Released: 3-Dec-2020 2:30 PM EST
Sen. Paul's Tweet on Natural Infection vs. COVID-19 Vaccines is Misleading

On November 17, U.S. Sentator Rand Paul of Kentucky compared the effectiveness of the Moderna and Pfizer vaccines with "naturally acquired COVID-19" on Twitter. He folllowed-up by asking, "Why does the left accept immune theory when it comes to vaccines, but not when discussing naturally acquired immunity?" Besides ignoring the point of vaccines, which is to protect the public BEFORE they get sick, the comparison of natural COVID-19 infection and vaccine efficacy is inacurate. Reinfections have not been confirmed and the efficacy of naturally-acquired immunity is still not understood.

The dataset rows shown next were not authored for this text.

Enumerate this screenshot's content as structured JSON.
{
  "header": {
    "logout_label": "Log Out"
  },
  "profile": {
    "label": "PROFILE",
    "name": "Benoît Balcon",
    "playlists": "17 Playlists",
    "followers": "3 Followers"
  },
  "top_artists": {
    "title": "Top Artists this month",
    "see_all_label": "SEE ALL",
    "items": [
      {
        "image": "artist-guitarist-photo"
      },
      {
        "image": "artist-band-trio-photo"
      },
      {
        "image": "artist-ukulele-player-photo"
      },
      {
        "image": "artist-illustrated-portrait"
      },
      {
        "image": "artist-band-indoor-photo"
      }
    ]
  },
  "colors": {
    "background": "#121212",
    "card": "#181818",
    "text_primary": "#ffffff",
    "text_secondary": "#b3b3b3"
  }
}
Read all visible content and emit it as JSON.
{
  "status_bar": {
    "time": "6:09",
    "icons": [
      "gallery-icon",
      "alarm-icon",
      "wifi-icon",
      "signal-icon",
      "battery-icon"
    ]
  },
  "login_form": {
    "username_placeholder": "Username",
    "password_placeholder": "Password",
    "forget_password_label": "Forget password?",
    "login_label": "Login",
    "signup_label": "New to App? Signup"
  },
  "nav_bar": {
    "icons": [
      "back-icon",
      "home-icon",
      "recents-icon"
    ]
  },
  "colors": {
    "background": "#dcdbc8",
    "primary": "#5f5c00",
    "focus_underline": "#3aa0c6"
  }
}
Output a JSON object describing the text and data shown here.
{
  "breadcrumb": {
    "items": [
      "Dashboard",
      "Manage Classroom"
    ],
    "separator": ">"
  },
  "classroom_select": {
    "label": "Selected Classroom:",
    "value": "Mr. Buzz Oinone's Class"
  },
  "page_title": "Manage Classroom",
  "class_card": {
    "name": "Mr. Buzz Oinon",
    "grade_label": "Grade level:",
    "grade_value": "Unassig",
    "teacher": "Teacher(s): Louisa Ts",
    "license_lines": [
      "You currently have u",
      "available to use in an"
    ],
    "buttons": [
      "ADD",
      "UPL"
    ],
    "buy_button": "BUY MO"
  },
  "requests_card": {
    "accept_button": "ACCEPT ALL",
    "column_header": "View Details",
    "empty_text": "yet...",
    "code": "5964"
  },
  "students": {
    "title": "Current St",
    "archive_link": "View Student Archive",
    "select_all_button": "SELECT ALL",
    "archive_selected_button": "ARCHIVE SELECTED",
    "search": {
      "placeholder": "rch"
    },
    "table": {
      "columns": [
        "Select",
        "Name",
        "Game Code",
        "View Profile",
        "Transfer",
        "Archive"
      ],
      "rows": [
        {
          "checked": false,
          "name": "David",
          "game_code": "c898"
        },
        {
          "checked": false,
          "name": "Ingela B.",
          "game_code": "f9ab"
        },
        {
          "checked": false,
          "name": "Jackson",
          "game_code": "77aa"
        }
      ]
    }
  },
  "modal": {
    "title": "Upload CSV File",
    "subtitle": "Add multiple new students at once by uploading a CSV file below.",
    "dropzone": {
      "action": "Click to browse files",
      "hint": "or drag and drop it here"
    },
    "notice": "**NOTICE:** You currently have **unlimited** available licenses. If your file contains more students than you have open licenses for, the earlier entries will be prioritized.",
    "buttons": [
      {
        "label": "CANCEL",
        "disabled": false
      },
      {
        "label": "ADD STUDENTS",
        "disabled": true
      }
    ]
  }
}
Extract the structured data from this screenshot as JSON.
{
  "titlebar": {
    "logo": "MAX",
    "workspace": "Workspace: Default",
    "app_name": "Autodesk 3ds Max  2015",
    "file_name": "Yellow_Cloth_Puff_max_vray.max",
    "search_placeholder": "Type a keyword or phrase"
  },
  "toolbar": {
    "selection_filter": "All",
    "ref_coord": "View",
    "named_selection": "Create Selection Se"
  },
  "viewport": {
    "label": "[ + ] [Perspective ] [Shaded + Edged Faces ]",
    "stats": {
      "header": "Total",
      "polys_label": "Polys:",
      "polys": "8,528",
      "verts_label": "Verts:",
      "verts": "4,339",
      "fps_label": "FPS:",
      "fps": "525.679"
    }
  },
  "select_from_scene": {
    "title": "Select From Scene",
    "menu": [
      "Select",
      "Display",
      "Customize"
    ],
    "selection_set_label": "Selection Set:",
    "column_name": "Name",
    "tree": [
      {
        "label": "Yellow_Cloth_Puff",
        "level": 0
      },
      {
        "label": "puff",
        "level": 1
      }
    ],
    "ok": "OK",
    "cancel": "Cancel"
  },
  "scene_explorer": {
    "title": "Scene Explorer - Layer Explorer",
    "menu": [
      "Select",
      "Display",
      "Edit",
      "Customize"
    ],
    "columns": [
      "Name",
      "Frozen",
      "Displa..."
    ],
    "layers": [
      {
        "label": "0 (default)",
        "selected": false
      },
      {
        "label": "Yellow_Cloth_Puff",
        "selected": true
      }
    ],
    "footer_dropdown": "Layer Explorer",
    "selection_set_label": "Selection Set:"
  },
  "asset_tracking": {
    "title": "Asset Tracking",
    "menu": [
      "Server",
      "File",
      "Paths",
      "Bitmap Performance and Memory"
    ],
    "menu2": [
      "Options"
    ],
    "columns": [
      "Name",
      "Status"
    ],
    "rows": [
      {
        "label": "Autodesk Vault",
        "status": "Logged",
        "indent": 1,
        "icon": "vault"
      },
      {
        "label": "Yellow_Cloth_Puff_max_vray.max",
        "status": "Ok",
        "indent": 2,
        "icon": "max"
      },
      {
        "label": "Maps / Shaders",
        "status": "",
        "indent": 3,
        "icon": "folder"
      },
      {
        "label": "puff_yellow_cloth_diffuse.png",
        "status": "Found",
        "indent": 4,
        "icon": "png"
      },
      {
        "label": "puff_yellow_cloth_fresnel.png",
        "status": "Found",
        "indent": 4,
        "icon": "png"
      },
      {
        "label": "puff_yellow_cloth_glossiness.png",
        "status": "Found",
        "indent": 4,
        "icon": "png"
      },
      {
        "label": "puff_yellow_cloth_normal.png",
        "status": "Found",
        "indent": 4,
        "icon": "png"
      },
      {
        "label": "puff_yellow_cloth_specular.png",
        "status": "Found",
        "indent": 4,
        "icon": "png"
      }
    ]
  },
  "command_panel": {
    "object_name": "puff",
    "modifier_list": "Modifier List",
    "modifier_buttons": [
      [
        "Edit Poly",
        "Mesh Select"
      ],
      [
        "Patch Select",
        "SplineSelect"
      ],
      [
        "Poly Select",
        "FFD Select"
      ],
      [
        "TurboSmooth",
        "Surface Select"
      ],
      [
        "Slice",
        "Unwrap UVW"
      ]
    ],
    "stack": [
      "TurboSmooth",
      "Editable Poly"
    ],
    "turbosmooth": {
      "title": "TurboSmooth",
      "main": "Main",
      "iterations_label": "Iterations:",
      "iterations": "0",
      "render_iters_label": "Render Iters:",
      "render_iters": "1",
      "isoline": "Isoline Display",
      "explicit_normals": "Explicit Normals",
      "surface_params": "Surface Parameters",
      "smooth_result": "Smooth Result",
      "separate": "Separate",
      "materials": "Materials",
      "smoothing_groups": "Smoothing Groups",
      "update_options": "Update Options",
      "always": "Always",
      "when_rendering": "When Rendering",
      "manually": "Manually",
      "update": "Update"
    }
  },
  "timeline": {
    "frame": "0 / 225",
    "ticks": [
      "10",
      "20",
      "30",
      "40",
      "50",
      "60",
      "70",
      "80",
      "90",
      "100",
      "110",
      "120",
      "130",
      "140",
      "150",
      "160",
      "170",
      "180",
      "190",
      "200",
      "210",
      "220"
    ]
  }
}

Released: 1-Dec-2020 2:40 PM EST
The claim that COVID-19 vaccines will cause more severe disease through antibody-dependent enhancement is not yet supported

ADE has not been shown to occur in individuals that received COVID-19 vaccines to date.

Released: 17-Nov-2020 2:30 PM EST
Elon Musk's claim that COVID testing is "bogus" is not accurate

Elon Musk, Tesla Inc Chief Executive Officer has repeatedly played down the severity of coronavirus since the start of the pandemic. On Thursday, Musk said that a rapid antigen test results from the same machine and the same test showed he tested positive twice and then negative twice all on the same day. He questioned the validy of the test by suggesting "something extremely bogus is going on."

Released: 30-Oct-2020 12:10 PM EDT
Are a third of the excess deaths this year not linked to COVID-19? Yes. Are they directly linked to the lockdown? It's complicated.

The article accurately sites a study published in the Journal of the American Medical Association which examined the number of excess deaths in the U.S from March to August, which claimed a 20% increase. Nearly a third of that increase did not have the coronavirus as the underlying cause. However there is no scientific evidence that the deaths were a direct result of lockdown measures.

Showing results

110 of 21